START Recorded information
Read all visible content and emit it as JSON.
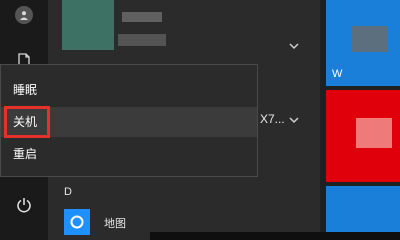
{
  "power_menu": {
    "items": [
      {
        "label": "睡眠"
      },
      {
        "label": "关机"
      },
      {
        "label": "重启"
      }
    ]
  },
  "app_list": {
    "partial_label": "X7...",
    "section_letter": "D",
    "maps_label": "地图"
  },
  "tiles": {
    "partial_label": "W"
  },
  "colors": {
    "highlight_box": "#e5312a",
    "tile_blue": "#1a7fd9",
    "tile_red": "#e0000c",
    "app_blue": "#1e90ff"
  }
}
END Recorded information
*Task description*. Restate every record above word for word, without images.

*Final answer*.
Read all visible content and emit it as JSON.
{
  "power_menu": {
    "items": [
      {
        "label": "睡眠"
      },
      {
        "label": "关机"
      },
      {
        "label": "重启"
      }
    ]
  },
  "app_list": {
    "partial_label": "X7...",
    "section_letter": "D",
    "maps_label": "地图"
  },
  "tiles": {
    "partial_label": "W"
  },
  "colors": {
    "highlight_box": "#e5312a",
    "tile_blue": "#1a7fd9",
    "tile_red": "#e0000c",
    "app_blue": "#1e90ff"
  }
}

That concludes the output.